**Exercise instructions**: Each line containing the string "Manufacturing" should be copied out of the entries.

(Extracted information Opens)

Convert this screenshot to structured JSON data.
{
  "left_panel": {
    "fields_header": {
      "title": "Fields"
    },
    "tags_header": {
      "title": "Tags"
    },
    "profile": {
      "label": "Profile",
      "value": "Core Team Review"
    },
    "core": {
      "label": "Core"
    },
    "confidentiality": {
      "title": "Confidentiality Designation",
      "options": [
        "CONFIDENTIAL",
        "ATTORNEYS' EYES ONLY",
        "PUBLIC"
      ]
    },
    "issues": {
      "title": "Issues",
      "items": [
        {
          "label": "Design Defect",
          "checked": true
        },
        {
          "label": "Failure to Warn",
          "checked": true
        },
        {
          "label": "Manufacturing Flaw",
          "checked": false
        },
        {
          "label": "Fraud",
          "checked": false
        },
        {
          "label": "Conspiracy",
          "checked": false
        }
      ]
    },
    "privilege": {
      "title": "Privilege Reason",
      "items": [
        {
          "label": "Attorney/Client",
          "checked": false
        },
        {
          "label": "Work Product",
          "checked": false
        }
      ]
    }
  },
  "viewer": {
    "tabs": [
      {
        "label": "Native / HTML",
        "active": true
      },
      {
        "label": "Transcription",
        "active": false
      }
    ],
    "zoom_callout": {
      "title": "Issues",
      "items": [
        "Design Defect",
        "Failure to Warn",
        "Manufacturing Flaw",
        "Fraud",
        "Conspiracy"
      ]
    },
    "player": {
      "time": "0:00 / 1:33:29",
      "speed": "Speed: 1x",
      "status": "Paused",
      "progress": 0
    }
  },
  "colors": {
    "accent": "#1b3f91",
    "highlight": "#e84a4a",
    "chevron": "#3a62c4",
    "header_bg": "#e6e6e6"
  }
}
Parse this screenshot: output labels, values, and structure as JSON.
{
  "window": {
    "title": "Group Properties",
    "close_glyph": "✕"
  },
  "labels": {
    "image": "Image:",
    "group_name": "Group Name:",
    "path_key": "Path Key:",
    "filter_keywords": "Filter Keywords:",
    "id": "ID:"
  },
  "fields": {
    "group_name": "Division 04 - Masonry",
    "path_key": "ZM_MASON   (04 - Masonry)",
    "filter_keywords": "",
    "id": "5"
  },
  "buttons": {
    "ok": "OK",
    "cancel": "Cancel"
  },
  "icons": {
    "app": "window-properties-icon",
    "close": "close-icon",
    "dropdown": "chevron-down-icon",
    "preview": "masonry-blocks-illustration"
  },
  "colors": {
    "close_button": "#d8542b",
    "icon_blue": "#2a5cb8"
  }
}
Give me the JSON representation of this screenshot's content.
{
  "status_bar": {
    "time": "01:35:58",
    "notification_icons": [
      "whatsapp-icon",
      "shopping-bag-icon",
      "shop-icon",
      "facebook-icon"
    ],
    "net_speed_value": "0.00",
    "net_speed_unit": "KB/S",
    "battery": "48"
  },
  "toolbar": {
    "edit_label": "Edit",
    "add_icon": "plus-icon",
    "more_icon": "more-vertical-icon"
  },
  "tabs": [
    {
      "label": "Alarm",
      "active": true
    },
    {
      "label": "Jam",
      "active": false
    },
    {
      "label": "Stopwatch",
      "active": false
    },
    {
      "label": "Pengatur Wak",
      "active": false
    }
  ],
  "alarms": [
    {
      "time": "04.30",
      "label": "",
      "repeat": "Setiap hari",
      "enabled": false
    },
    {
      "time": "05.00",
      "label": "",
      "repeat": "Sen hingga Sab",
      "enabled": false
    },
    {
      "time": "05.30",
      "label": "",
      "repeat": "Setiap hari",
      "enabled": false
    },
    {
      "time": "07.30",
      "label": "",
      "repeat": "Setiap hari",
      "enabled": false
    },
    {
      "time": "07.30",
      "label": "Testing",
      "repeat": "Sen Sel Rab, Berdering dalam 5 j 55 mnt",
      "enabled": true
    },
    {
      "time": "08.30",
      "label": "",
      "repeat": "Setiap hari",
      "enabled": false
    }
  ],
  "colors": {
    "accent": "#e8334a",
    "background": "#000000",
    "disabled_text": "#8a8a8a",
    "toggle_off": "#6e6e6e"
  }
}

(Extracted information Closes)

**Result**:
          "label": "Manufacturing Flaw",
        "Manufacturing Flaw",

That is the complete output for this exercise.